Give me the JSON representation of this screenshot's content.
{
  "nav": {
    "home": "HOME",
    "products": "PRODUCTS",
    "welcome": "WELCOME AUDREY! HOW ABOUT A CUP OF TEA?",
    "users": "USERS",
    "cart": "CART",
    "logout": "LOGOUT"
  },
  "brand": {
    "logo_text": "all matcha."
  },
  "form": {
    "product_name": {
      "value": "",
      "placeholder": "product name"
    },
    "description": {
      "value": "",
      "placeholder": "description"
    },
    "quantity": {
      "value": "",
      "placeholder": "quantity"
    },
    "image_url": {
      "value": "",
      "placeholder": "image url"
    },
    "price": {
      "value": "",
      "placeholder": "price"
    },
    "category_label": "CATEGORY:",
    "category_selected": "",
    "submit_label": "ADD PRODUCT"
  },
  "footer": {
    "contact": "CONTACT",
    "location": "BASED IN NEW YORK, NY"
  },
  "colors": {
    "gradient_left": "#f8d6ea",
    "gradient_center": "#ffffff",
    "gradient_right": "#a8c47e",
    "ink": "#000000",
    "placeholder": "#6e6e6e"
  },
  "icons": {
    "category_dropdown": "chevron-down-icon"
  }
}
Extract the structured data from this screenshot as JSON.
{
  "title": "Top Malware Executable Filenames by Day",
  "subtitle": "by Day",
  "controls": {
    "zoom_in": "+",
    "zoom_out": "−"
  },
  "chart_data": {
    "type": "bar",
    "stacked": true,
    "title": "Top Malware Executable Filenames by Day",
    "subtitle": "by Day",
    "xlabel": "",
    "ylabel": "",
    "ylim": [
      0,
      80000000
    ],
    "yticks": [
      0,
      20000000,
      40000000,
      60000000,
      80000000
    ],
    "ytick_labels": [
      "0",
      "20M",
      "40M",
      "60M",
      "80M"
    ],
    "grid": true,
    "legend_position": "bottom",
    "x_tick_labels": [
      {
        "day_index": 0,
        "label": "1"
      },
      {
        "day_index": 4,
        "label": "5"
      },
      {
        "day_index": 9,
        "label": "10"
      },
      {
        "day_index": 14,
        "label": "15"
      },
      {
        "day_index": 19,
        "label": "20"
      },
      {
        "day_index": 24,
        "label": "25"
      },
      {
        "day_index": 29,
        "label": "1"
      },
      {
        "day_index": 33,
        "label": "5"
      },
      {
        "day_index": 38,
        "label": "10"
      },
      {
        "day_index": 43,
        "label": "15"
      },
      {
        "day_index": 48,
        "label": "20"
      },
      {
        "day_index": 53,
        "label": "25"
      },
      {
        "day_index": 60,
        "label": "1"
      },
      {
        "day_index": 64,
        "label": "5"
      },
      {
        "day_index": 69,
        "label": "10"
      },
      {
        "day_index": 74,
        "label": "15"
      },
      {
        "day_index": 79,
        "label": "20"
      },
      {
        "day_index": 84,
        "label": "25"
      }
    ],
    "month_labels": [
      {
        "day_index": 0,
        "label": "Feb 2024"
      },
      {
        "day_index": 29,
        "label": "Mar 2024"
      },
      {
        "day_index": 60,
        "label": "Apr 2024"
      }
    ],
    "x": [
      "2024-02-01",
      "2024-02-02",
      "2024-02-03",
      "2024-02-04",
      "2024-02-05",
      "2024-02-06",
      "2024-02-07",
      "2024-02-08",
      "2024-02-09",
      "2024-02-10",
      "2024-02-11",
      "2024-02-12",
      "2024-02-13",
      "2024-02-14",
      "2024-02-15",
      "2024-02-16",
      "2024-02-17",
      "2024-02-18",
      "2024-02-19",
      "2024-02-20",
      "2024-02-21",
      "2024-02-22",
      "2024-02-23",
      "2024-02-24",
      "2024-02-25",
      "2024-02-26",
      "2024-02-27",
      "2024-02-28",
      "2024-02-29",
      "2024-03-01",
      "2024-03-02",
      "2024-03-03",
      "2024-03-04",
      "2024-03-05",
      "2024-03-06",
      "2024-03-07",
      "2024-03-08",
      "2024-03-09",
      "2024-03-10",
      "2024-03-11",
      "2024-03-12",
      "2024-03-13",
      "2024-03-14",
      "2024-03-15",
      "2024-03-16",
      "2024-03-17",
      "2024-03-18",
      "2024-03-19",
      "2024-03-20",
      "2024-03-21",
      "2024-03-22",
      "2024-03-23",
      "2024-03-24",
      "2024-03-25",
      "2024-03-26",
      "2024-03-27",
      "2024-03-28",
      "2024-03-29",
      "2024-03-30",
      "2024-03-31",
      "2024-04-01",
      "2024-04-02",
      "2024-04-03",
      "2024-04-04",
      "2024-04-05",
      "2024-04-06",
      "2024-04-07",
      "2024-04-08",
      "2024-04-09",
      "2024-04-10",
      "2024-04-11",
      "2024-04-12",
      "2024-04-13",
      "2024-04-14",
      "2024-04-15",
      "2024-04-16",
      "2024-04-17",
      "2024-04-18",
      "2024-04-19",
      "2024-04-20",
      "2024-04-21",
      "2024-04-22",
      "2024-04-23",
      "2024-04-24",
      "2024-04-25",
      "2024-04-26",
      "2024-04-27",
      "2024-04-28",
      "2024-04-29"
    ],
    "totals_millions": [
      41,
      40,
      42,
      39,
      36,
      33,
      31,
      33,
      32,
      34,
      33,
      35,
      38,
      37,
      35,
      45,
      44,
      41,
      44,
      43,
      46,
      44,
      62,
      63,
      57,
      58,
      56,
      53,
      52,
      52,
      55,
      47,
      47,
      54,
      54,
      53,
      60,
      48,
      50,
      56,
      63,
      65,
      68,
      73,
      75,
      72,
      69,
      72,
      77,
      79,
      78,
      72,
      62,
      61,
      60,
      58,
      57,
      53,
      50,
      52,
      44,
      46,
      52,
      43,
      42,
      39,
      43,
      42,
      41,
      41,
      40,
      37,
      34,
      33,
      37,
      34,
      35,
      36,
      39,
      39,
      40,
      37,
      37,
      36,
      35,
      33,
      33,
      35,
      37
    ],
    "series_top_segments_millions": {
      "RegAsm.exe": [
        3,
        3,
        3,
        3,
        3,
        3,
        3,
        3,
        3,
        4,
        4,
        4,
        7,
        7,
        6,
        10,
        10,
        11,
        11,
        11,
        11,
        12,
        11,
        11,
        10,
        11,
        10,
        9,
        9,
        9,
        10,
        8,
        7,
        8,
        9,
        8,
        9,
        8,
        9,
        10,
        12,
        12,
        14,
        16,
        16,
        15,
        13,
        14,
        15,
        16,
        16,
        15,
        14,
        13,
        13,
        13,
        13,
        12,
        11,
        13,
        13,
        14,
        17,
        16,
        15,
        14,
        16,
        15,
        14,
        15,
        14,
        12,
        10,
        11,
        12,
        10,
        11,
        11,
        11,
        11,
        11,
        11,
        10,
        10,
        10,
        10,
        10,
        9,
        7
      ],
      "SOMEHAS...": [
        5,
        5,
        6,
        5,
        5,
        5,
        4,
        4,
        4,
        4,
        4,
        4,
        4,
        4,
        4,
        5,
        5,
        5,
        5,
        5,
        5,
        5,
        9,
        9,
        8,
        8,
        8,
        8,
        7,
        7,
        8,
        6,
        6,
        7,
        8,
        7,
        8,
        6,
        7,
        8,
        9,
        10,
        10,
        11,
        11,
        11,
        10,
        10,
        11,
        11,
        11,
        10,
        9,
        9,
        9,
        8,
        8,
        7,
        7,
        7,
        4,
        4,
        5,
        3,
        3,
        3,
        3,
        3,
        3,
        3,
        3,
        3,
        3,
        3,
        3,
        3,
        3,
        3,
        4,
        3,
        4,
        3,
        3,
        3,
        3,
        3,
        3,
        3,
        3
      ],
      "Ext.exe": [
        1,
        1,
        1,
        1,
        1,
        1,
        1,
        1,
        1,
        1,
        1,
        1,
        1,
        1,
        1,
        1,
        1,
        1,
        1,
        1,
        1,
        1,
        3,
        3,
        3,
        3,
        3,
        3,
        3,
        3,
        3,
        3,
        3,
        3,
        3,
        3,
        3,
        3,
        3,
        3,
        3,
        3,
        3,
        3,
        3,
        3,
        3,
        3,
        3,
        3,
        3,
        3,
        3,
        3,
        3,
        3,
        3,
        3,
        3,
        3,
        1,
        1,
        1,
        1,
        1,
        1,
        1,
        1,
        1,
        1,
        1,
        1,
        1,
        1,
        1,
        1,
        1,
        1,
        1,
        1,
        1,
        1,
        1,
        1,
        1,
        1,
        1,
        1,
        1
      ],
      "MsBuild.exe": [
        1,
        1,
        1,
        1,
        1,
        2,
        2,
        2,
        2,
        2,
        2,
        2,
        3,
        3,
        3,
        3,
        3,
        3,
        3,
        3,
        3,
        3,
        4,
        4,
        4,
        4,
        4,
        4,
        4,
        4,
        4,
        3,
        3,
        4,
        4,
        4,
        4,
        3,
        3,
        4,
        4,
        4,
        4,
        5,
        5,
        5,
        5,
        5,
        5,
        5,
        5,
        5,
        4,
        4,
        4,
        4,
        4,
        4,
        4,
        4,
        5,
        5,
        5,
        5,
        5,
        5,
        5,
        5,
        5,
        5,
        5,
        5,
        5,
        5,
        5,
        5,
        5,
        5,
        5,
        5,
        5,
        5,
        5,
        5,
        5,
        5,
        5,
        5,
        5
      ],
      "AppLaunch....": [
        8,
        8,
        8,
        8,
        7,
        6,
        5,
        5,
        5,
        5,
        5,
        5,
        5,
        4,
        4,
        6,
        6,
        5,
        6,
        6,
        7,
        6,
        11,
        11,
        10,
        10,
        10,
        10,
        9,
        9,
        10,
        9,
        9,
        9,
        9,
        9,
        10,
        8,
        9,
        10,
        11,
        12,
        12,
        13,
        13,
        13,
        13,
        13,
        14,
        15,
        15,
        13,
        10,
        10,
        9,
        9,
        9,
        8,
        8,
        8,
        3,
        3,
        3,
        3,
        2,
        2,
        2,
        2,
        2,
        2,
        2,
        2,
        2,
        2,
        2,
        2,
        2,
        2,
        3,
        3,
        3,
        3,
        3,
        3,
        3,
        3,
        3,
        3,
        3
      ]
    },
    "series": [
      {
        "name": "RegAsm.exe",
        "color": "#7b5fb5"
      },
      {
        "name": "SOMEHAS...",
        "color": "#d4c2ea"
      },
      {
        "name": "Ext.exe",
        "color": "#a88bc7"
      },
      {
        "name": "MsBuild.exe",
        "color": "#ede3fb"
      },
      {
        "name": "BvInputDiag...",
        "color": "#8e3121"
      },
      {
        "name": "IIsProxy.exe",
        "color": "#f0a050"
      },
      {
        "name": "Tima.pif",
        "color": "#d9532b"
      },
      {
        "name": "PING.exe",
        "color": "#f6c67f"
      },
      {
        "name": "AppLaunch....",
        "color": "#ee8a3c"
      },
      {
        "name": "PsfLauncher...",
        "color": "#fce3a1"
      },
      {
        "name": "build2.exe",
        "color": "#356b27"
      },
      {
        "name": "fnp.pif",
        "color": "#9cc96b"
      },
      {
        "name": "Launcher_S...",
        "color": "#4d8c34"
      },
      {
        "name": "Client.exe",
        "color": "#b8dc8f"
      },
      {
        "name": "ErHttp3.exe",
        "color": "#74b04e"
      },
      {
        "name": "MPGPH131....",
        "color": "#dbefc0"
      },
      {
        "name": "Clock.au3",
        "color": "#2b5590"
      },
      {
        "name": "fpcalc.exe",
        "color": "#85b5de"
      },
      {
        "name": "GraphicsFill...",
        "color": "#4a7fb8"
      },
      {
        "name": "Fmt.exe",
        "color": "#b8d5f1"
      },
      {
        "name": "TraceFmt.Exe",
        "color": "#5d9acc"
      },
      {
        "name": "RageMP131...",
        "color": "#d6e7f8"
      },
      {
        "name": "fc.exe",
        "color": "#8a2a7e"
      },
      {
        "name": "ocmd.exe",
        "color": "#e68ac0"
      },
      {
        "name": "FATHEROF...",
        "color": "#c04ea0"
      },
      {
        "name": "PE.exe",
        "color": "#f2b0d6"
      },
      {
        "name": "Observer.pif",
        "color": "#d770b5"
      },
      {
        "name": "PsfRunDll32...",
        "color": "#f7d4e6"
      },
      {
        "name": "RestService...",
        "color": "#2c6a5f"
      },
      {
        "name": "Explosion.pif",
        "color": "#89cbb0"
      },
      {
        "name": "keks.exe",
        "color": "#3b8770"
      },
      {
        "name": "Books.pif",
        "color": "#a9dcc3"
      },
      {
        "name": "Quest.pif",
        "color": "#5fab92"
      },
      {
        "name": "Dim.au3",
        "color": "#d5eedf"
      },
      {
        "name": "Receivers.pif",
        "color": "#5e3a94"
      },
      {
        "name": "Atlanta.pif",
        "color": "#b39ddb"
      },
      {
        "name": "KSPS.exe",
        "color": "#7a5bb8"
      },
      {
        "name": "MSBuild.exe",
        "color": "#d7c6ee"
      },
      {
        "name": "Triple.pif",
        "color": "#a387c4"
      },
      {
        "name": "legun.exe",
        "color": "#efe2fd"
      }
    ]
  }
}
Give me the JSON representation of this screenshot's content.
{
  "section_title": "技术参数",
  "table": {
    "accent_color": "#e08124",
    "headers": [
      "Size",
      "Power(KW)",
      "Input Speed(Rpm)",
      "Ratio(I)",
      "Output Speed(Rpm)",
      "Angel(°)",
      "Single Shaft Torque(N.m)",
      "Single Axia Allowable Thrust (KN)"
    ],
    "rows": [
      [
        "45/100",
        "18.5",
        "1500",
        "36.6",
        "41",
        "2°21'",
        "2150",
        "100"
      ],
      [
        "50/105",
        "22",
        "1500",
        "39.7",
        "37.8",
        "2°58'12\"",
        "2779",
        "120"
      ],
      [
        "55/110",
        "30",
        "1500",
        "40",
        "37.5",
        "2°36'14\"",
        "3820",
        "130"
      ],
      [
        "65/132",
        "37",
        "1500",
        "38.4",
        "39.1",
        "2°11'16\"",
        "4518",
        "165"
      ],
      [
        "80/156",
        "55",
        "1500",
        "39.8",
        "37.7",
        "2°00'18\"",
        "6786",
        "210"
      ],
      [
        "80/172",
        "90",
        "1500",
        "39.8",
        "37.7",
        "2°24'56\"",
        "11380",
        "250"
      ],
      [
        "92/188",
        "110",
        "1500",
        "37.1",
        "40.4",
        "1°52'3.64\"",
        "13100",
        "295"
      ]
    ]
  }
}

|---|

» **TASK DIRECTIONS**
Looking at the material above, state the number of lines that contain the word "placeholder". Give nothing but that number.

» **SOLUTION TO THIS EXERCISE**
6